If you are building all the muscles in one session, do one movement at each workout. For example, on Monday, do a ball or floor curl, on Wednesday, kettlebell swings, and on Friday, a Scandinavian twist.

If you are working in splits, add two or all three exercises on the day of your legs, along with squats, lunges, and other front thigh movements.

Perform leg curls and Scandinavian crunches in 3-4 sets of 6-15 reps. Choose a difficulty so that you can complete the set without flaws in technique, but at the same time you feel a strong tension in the muscles. Rest for 2 minutes between sets.

Do the swings in 3-4 sets of 15-20 reps. When choosing a weight, be guided by your capabilities. Take a shell with which you can do 20 times without flaws in technique. It can be 12, 16 or 24 kg - it all depends on your weight and training level.

Increase your weight or difficulty as you progress. For example, you can do ball curls or Scandinavian crunches more slowly - pause at the most difficult points of the exercise.

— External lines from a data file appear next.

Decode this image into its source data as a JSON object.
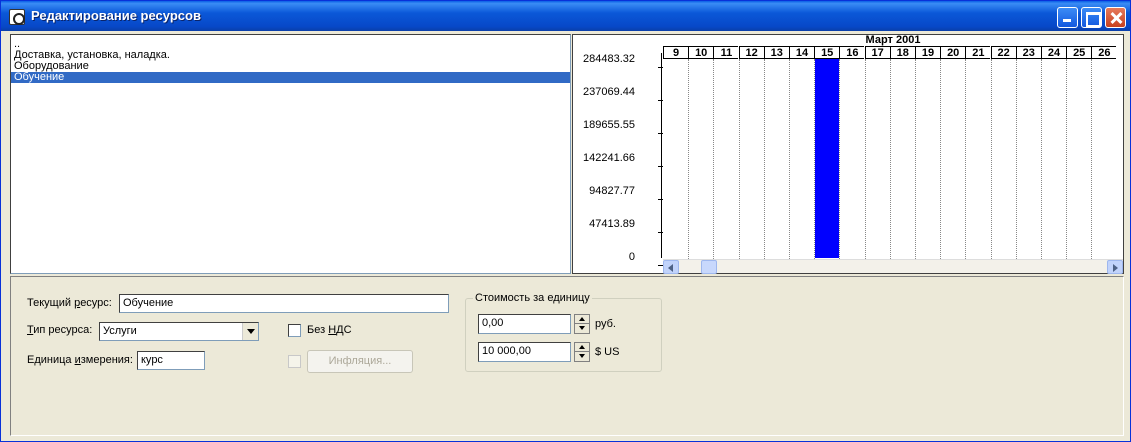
{
  "window": {
    "title": "Редактирование ресурсов"
  },
  "resource_list": {
    "items": [
      {
        "label": "..",
        "selected": false
      },
      {
        "label": "Доставка, установка, наладка.",
        "selected": false
      },
      {
        "label": "Оборудование",
        "selected": false
      },
      {
        "label": "Обучение",
        "selected": true
      }
    ]
  },
  "chart_data": {
    "type": "bar",
    "month_label": "Март 2001",
    "categories": [
      "9",
      "10",
      "11",
      "12",
      "13",
      "14",
      "15",
      "16",
      "17",
      "18",
      "19",
      "20",
      "21",
      "22",
      "23",
      "24",
      "25",
      "26"
    ],
    "values": [
      0,
      0,
      0,
      0,
      0,
      0,
      275000,
      0,
      0,
      0,
      0,
      0,
      0,
      0,
      0,
      0,
      0,
      0
    ],
    "y_ticks": [
      "284483.32",
      "237069.44",
      "189655.55",
      "142241.66",
      "94827.77",
      "47413.89",
      "0"
    ],
    "ylim": [
      0,
      284483.32
    ],
    "bar_color": "#0000FF",
    "grid": true
  },
  "form": {
    "current_resource_label_pre": "Текущий ",
    "current_resource_label_u": "р",
    "current_resource_label_post": "есурс:",
    "current_resource_value": "Обучение",
    "resource_type_label_u": "Т",
    "resource_type_label_post": "ип ресурса:",
    "resource_type_value": "Услуги",
    "unit_label_pre": "Единица ",
    "unit_label_u": "и",
    "unit_label_post": "змерения:",
    "unit_value": "курс",
    "no_vat_label_pre": "Без ",
    "no_vat_label_u": "Н",
    "no_vat_label_post": "ДС",
    "inflation_button": "Инфляция...",
    "cost_group_title": "Стоимость за единицу",
    "cost_rub_value": "0,00",
    "cost_rub_unit": "руб.",
    "cost_usd_value": "10 000,00",
    "cost_usd_unit": "$ US"
  }
}
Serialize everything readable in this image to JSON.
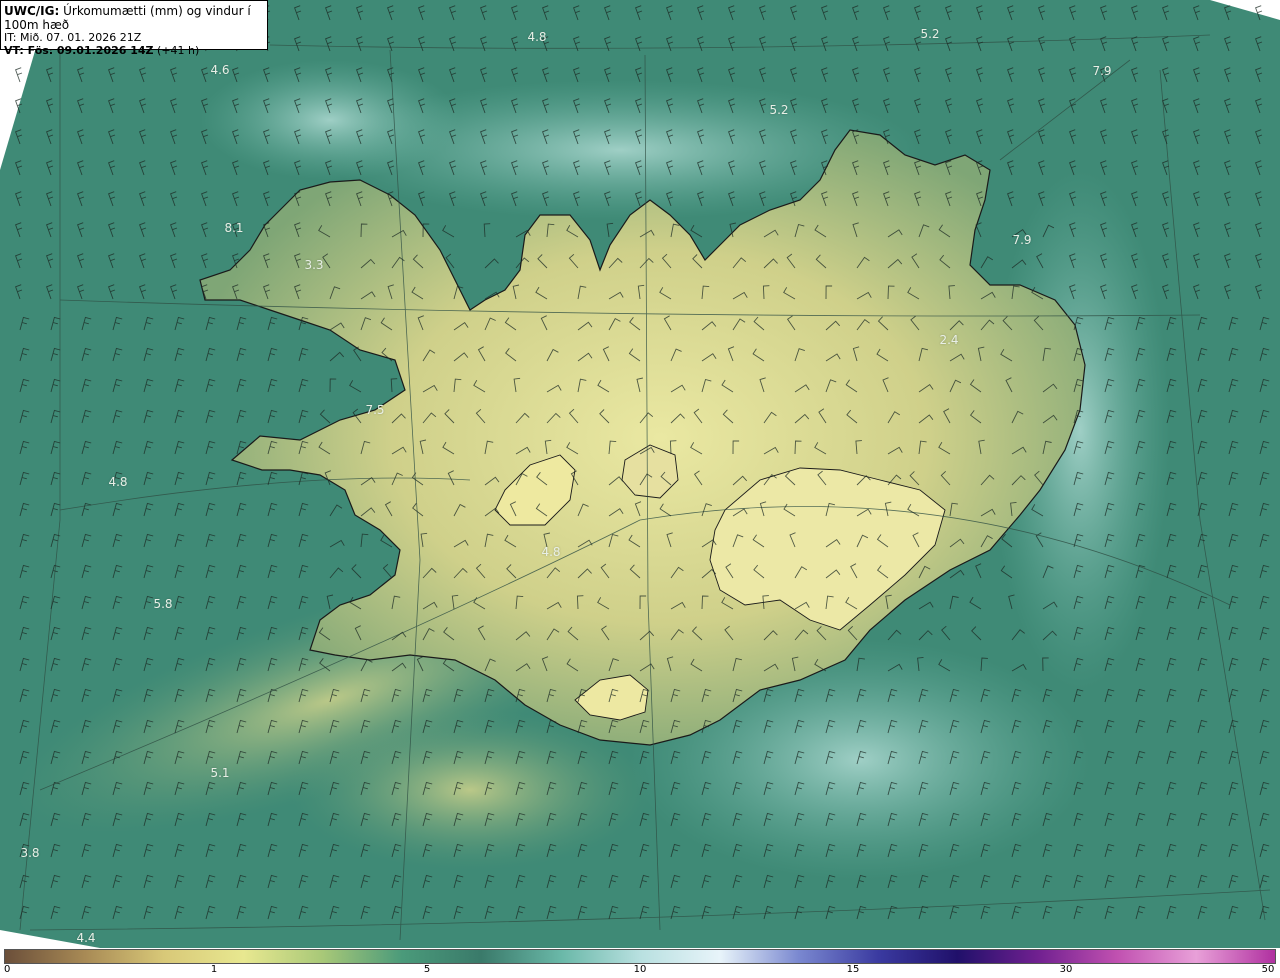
{
  "header": {
    "line1_bold": "UWC/IG:",
    "line1_text": "Úrkomumætti (mm) og vindur í 100m hæð",
    "line2_text": "IT: Mið. 07. 01. 2026 21Z",
    "line3_bold": "VT: Fös. 09.01.2026 14Z",
    "line3_text": "(+41 h)"
  },
  "map_labels": [
    "4.8",
    "5.2",
    "4.6",
    "7.9",
    "5.2",
    "8.1",
    "3.3",
    "7.9",
    "2.4",
    "7.5",
    "4.8",
    "4.8",
    "5.8",
    "5.1",
    "3.8",
    "4.4"
  ],
  "colorbar": {
    "ticks": [
      "0",
      "1",
      "5",
      "10",
      "15",
      "30",
      "50"
    ],
    "colors": [
      "#6b4f3a",
      "#a88a55",
      "#d8c878",
      "#e8e890",
      "#a8c878",
      "#4a9a7a",
      "#3a7a6a",
      "#6ab8a8",
      "#b8e0e0",
      "#e8f4fa",
      "#7a88d0",
      "#3a3aa0",
      "#20106a",
      "#702090",
      "#c050b0",
      "#e8a0d8",
      "#b030a0"
    ]
  },
  "colors": {
    "sea": "#3f8a76",
    "land_low": "#8fb07a",
    "land_high": "#e8e6a0",
    "coast": "#1a1a1a"
  }
}
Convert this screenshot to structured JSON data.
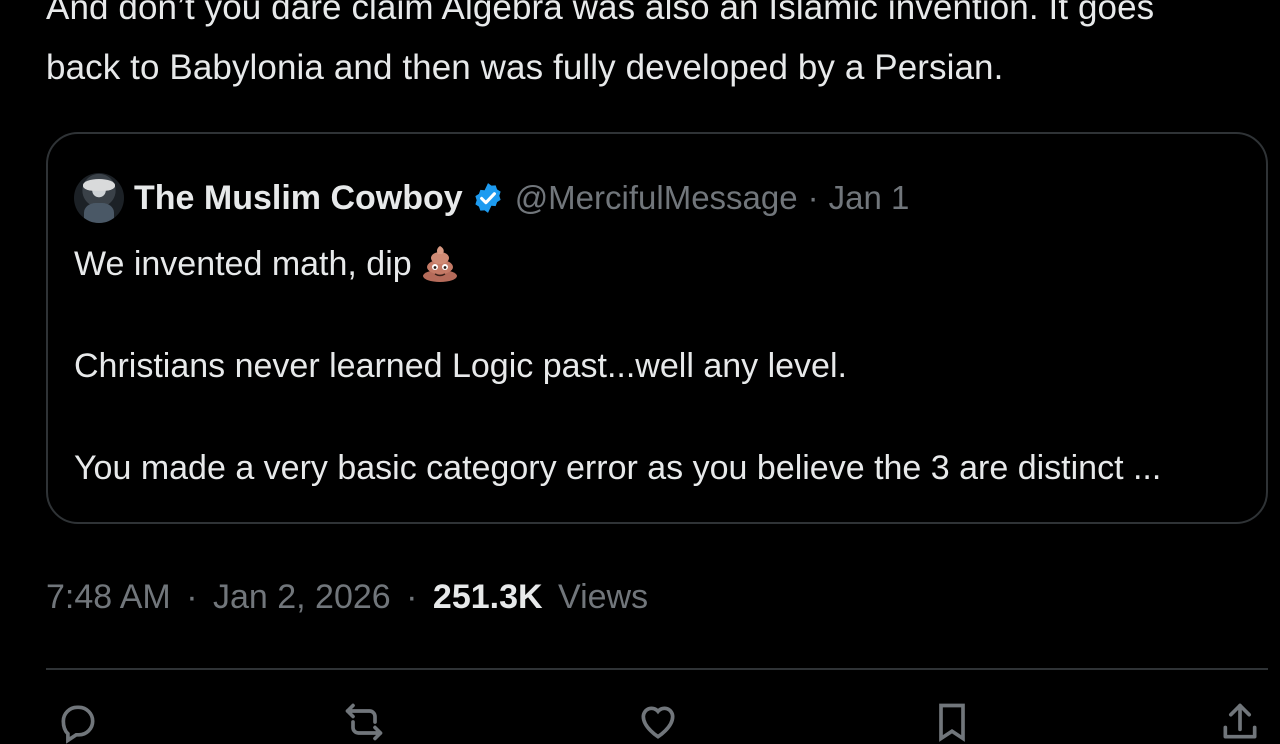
{
  "post": {
    "text_line_1": "And don’t you dare claim Algebra was also an Islamic invention. It goes",
    "text_line_2": "back to Babylonia and then was fully developed by a Persian."
  },
  "quoted_post": {
    "display_name": "The Muslim Cowboy",
    "handle": "@MercifulMessage",
    "separator": "·",
    "date": "Jan 1",
    "line_1": "We invented math, dip",
    "line_1_emoji": "pile-of-poo-emoji",
    "line_2": "Christians never learned Logic past...well any level.",
    "line_3": "You made a very basic category error as you believe the 3 are distinct ..."
  },
  "post_meta": {
    "time": "7:48 AM",
    "separator": "·",
    "date": "Jan 2, 2026",
    "views_count": "251.3K",
    "views_label": "Views"
  },
  "actions": {
    "items": [
      {
        "icon": "reply-icon",
        "count": ""
      },
      {
        "icon": "repost-icon",
        "count": ""
      },
      {
        "icon": "like-icon",
        "count": ""
      },
      {
        "icon": "bookmark-icon",
        "count": ""
      },
      {
        "icon": "share-icon",
        "count": ""
      }
    ]
  },
  "colors": {
    "background": "#000000",
    "text": "#e7e9ea",
    "muted": "#71767b",
    "border": "#2f3336",
    "verified": "#1d9bf0"
  }
}
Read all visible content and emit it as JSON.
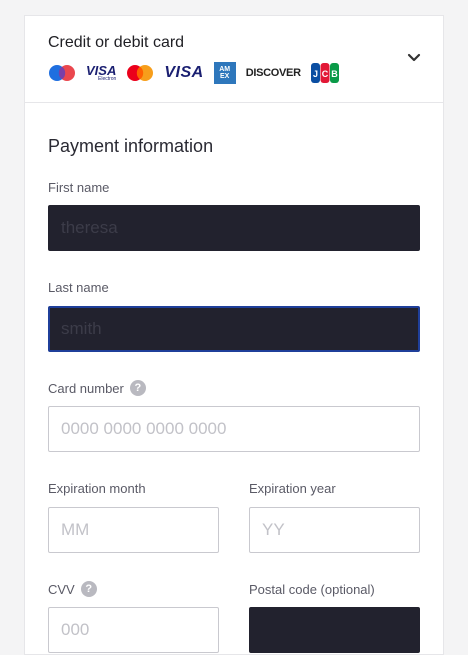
{
  "payment_method": {
    "title": "Credit or debit card",
    "logos": [
      "maestro",
      "visa-electron",
      "mastercard",
      "visa",
      "amex",
      "discover",
      "jcb"
    ],
    "logo_text": {
      "visa_electron": "VISA",
      "visa_electron_sub": "Electron",
      "visa": "VISA",
      "amex": "AM EX",
      "discover": "DISCOVER",
      "jcb": "JCB"
    }
  },
  "section": {
    "title": "Payment information"
  },
  "fields": {
    "first_name": {
      "label": "First name",
      "value": "theresa"
    },
    "last_name": {
      "label": "Last name",
      "value": "smith"
    },
    "card_number": {
      "label": "Card number",
      "placeholder": "0000 0000 0000 0000",
      "help": "?"
    },
    "exp_month": {
      "label": "Expiration month",
      "placeholder": "MM"
    },
    "exp_year": {
      "label": "Expiration year",
      "placeholder": "YY"
    },
    "cvv": {
      "label": "CVV",
      "placeholder": "000",
      "help": "?"
    },
    "postal": {
      "label": "Postal code (optional)",
      "value": ""
    }
  },
  "colors": {
    "dark_input": "#22222e",
    "focus": "#1f3f9a",
    "maestro_blue": "#1f6fe0",
    "mc_red": "#eb001b",
    "mc_orange": "#f79e1b",
    "visa_blue": "#1a1f71",
    "amex_blue": "#2e77bc",
    "jcb_green": "#0a9a48"
  }
}
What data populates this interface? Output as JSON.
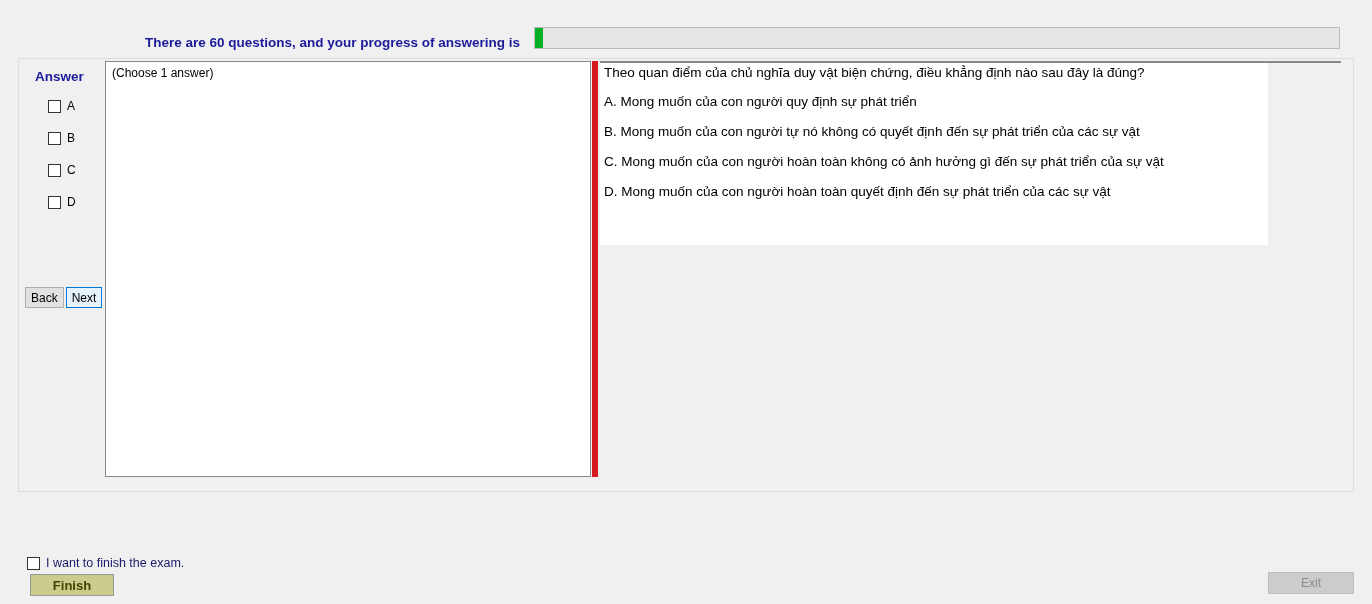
{
  "header": {
    "text": "There are 60 questions, and your progress of answering is",
    "progress": {
      "level": 0.01
    }
  },
  "answer_panel": {
    "title": "Answer",
    "options": [
      {
        "label": "A",
        "checked": false
      },
      {
        "label": "B",
        "checked": false
      },
      {
        "label": "C",
        "checked": false
      },
      {
        "label": "D",
        "checked": false
      }
    ]
  },
  "navigation": [
    {
      "label": "Back",
      "focused": false
    },
    {
      "label": "Next",
      "focused": true
    }
  ],
  "answer_box": {
    "text": "(Choose 1 answer)"
  },
  "question": {
    "text": "Theo quan điểm của chủ nghĩa duy vật biện chứng, điều khẳng định nào sau đây là đúng?",
    "choices": [
      "A.  Mong muốn của con người quy định sự phát triển",
      "B.  Mong muốn của con người tự nó không có quyết định đến sự phát triển của các sự vật",
      "C.  Mong muốn của con người hoàn toàn không có ảnh hưởng gì đến sự phát triển của sự vật",
      "D.  Mong muốn của con người hoàn toàn quyết định đến sự phát triển của các sự vật"
    ]
  },
  "footer": {
    "confirm": {
      "label": "I want to finish the exam.",
      "checked": false
    },
    "finish_button": {
      "label": "Finish",
      "disabled": false
    },
    "exit_button": {
      "label": "Exit",
      "disabled": true
    }
  }
}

You can also combine movements into drop sets. For example, do all three exercises in a row without rest. In this case, you will not only fully load your thigh muscles, but also pump your endurance and save time for training.